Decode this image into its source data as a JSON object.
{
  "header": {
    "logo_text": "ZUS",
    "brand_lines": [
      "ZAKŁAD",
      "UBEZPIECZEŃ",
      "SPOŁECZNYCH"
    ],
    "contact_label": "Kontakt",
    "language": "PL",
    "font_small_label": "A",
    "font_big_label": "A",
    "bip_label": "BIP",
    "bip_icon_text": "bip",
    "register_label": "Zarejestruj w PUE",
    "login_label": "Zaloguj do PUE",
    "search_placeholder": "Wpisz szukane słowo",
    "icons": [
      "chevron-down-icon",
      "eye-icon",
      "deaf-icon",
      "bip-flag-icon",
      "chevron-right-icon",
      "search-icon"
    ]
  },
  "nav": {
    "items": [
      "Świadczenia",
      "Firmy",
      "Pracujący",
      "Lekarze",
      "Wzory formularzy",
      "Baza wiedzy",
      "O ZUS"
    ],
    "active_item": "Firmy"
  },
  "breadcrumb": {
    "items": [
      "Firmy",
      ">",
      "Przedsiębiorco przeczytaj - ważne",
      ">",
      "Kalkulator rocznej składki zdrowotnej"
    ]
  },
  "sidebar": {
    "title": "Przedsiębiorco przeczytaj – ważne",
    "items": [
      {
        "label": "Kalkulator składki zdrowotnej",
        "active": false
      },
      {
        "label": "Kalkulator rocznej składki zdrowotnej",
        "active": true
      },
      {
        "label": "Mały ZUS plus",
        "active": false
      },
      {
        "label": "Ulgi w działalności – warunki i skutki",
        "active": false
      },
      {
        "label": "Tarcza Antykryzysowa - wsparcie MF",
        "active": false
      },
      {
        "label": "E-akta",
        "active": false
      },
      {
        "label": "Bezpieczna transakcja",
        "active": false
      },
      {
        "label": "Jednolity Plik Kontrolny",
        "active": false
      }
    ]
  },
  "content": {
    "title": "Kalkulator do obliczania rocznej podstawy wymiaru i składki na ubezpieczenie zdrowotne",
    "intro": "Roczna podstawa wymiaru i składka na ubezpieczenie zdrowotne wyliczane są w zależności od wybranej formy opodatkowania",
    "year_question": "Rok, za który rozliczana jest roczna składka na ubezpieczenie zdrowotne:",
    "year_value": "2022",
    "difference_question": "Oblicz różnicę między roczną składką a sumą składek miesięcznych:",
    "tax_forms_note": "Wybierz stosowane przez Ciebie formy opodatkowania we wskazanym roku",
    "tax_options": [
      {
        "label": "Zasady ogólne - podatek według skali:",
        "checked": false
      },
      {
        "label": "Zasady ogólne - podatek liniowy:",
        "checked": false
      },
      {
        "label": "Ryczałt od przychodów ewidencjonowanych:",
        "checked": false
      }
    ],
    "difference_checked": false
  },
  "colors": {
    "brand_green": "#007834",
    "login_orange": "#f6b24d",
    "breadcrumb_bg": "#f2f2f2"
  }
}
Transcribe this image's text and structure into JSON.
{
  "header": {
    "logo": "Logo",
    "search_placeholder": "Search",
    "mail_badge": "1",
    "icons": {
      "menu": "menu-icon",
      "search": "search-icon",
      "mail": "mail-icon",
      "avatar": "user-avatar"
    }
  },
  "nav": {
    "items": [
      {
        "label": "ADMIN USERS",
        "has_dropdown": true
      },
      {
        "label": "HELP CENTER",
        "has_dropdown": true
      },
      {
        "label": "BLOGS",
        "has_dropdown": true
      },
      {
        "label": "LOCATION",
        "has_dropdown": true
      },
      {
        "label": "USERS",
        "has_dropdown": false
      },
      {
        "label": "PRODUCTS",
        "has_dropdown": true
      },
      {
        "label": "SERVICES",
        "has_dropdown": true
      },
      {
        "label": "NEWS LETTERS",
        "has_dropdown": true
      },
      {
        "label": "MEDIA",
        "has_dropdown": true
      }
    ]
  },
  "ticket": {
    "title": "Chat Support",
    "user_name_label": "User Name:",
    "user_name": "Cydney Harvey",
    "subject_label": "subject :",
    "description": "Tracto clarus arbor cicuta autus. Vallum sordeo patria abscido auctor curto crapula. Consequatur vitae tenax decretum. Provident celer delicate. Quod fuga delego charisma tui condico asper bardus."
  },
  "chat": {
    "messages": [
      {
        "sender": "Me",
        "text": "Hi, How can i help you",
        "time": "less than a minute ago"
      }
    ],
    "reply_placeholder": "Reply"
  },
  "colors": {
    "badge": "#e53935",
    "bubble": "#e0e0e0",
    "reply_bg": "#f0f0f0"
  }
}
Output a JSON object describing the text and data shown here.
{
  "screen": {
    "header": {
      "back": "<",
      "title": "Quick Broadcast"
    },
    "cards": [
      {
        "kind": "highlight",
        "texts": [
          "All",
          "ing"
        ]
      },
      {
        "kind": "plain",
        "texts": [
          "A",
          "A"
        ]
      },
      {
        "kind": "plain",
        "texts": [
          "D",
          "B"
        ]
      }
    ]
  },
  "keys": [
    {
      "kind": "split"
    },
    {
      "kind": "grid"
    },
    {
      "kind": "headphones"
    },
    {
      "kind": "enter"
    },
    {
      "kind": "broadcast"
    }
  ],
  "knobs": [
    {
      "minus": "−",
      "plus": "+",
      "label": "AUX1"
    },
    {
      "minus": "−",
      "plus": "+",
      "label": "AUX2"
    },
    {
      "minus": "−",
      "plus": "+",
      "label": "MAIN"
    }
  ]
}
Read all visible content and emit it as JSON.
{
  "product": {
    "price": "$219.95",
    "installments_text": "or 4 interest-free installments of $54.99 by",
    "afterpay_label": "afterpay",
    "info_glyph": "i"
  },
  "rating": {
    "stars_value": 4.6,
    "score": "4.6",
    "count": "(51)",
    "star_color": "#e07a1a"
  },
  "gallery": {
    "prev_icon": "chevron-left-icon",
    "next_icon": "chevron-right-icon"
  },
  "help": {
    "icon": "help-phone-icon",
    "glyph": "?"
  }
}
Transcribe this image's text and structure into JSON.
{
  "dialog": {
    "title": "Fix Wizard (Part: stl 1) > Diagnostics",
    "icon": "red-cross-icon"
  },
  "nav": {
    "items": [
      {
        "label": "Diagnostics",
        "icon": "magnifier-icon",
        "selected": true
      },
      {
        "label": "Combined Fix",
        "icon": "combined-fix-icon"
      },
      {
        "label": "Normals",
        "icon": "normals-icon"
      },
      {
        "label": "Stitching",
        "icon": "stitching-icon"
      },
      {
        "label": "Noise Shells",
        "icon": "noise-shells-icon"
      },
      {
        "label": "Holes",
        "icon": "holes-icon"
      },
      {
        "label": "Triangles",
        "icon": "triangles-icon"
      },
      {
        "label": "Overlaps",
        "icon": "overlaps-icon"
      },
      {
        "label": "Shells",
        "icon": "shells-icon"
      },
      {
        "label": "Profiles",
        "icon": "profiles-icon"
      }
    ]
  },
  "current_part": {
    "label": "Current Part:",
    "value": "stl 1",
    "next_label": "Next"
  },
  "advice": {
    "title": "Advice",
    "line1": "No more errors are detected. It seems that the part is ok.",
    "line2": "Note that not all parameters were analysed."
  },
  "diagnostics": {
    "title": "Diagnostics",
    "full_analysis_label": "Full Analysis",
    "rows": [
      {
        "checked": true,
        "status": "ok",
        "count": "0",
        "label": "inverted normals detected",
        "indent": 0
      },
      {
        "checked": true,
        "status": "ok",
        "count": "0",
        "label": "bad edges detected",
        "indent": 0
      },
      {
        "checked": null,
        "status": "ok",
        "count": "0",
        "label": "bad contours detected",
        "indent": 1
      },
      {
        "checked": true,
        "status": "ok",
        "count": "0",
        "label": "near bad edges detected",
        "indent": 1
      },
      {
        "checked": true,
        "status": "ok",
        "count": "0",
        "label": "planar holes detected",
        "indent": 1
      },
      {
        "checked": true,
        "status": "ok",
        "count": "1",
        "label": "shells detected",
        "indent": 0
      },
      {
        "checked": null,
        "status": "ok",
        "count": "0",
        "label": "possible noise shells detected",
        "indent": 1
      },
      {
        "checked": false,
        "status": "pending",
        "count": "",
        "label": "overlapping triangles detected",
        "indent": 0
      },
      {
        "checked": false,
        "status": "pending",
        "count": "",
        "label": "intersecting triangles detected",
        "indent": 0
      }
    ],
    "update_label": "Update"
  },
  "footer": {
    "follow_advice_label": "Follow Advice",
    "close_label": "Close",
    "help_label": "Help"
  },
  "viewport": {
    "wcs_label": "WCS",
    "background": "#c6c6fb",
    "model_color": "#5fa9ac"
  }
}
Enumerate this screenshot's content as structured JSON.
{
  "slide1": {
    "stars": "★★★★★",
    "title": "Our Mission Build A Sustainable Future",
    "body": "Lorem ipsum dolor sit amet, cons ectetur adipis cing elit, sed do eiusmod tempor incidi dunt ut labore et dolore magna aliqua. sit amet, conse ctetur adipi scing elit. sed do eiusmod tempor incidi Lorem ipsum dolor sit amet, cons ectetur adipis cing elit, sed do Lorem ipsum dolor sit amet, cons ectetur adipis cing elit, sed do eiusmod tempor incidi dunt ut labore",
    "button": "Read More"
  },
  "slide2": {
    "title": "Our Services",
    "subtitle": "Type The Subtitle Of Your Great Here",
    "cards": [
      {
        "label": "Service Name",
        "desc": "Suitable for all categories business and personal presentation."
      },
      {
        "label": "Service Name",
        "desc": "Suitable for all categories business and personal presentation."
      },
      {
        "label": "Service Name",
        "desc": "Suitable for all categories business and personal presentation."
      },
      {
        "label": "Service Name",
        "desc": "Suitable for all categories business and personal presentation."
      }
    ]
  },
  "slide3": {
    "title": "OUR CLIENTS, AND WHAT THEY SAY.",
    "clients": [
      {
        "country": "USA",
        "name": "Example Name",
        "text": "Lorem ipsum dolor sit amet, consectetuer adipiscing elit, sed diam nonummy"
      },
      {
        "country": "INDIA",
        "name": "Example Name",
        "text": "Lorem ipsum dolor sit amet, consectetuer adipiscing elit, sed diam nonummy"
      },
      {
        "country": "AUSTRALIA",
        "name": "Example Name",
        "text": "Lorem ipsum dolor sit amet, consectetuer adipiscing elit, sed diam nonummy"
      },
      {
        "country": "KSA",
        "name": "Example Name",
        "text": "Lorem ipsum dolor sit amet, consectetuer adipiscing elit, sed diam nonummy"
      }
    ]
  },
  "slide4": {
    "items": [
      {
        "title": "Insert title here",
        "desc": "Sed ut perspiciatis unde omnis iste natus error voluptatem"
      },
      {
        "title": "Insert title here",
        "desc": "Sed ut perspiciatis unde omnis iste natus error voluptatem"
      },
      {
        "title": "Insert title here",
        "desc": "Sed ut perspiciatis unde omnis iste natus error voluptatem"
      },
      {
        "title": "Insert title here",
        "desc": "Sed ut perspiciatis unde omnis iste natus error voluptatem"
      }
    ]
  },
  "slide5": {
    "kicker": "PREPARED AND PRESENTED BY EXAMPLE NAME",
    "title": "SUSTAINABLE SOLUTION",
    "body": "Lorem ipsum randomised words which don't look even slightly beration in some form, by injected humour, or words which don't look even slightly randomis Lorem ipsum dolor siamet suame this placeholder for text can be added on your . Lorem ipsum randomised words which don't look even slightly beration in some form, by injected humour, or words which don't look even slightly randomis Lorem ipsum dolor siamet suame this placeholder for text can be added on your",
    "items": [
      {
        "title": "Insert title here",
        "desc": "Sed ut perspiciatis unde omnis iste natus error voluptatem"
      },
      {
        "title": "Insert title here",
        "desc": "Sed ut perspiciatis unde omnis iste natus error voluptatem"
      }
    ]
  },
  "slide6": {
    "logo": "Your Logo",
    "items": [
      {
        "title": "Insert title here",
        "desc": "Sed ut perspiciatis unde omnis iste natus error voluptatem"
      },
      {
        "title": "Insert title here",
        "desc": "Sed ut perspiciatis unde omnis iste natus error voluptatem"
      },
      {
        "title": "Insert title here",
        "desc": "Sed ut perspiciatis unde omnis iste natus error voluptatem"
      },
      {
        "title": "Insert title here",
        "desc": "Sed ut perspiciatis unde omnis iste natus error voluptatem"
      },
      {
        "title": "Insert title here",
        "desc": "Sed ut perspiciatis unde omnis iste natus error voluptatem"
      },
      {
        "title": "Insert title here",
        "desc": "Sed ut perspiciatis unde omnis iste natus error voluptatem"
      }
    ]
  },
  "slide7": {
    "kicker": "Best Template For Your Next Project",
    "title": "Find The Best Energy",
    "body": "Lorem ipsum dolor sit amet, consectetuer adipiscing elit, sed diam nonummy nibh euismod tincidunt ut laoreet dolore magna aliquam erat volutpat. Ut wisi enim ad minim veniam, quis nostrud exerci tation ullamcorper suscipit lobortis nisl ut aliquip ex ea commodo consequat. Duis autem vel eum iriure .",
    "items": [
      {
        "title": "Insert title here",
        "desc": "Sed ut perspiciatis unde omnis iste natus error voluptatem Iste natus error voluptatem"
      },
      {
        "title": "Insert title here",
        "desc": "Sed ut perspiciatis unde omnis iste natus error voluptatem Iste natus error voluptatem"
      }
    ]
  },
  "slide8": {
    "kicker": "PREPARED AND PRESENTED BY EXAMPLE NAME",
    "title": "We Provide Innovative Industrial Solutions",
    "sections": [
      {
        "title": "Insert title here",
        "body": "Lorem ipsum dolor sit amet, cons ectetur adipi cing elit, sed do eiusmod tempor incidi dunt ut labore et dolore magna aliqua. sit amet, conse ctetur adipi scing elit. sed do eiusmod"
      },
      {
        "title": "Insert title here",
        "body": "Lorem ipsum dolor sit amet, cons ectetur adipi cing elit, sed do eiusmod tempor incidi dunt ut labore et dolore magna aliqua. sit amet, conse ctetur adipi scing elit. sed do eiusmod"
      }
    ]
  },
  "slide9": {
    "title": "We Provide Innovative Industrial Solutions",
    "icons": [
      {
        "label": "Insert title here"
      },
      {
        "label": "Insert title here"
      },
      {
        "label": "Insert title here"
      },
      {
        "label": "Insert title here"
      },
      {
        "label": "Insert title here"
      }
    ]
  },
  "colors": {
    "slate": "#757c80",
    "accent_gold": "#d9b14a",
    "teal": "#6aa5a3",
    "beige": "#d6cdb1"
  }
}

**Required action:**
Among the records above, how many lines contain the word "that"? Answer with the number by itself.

**Response below:**
2